- YOUR ASSIGNMENT: All of the records should be reproduced word for word, but no images may appear in the copy.

Dataset rows for apps and sites
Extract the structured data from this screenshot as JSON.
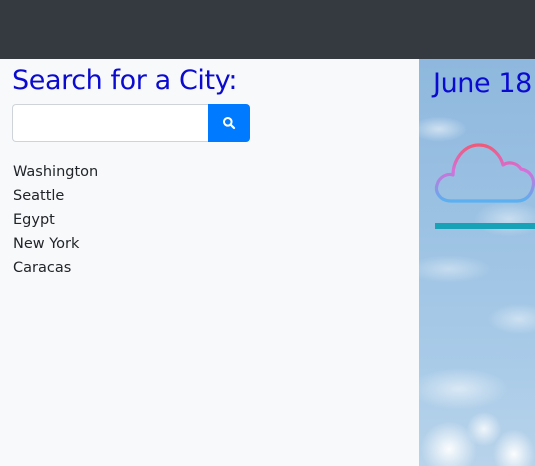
{
  "search": {
    "title": "Search for a City:",
    "input_value": "",
    "placeholder": "",
    "button_icon": "search-icon"
  },
  "cities": [
    "Washington",
    "Seattle",
    "Egypt",
    "New York",
    "Caracas"
  ],
  "weather": {
    "date": "June 18",
    "icon": "cloud-icon",
    "bar_color": "#17a2b8"
  },
  "colors": {
    "topbar": "#343a40",
    "title": "#0b0bd0",
    "button": "#007bff",
    "sidebar": "#f8f9fa"
  }
}
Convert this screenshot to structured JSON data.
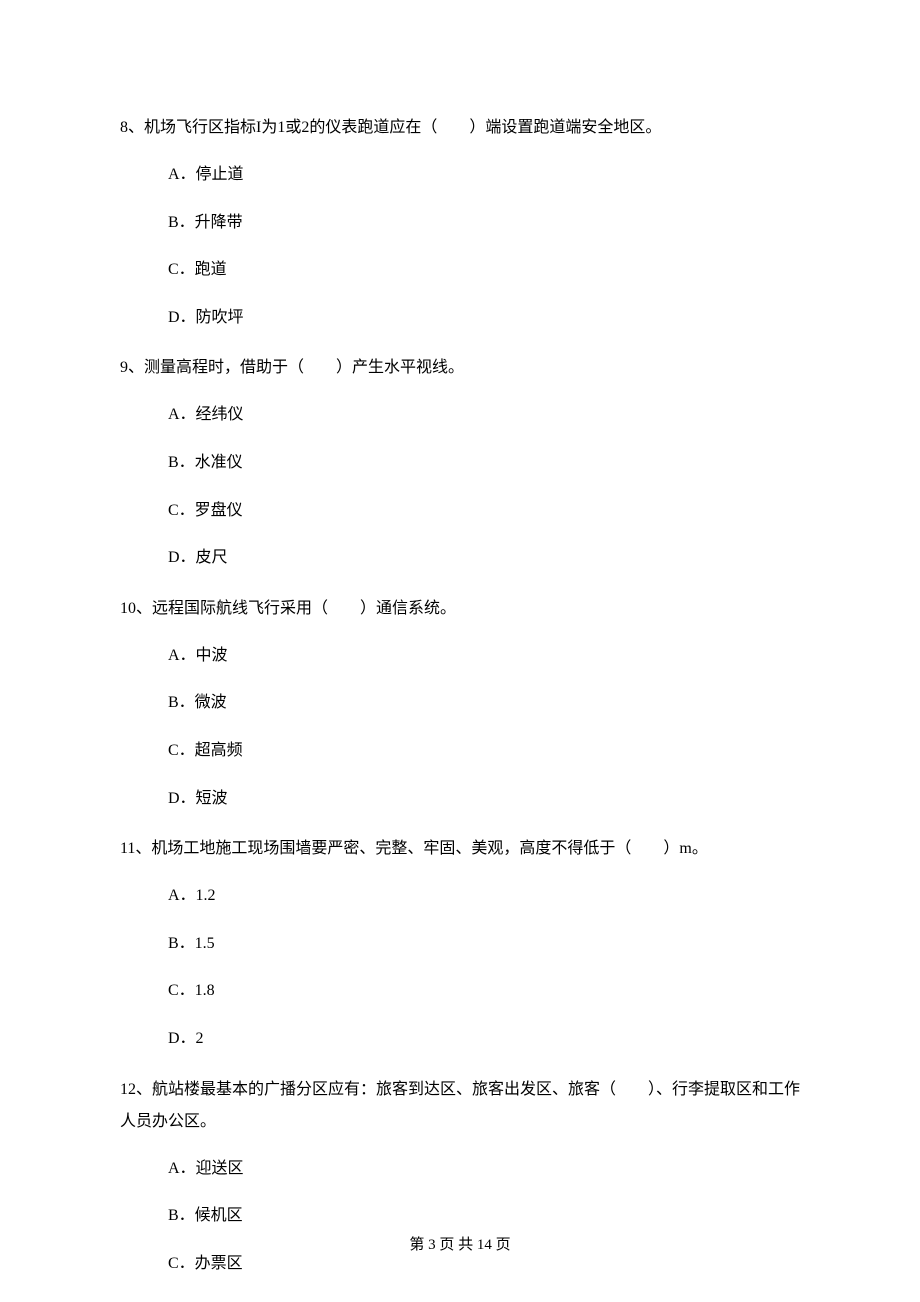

- RESPONSE FOR THIS EXERCISE:
Extract the structured data from this screenshot as JSON.
{
  "search": {
    "title": "Search for a City:",
    "input_value": "",
    "placeholder": "",
    "button_icon": "search-icon"
  },
  "cities": [
    "Washington",
    "Seattle",
    "Egypt",
    "New York",
    "Caracas"
  ],
  "weather": {
    "date": "June 18",
    "icon": "cloud-icon",
    "bar_color": "#17a2b8"
  },
  "colors": {
    "topbar": "#343a40",
    "title": "#0b0bd0",
    "button": "#007bff",
    "sidebar": "#f8f9fa"
  }
}
Convert this screenshot to structured JSON data.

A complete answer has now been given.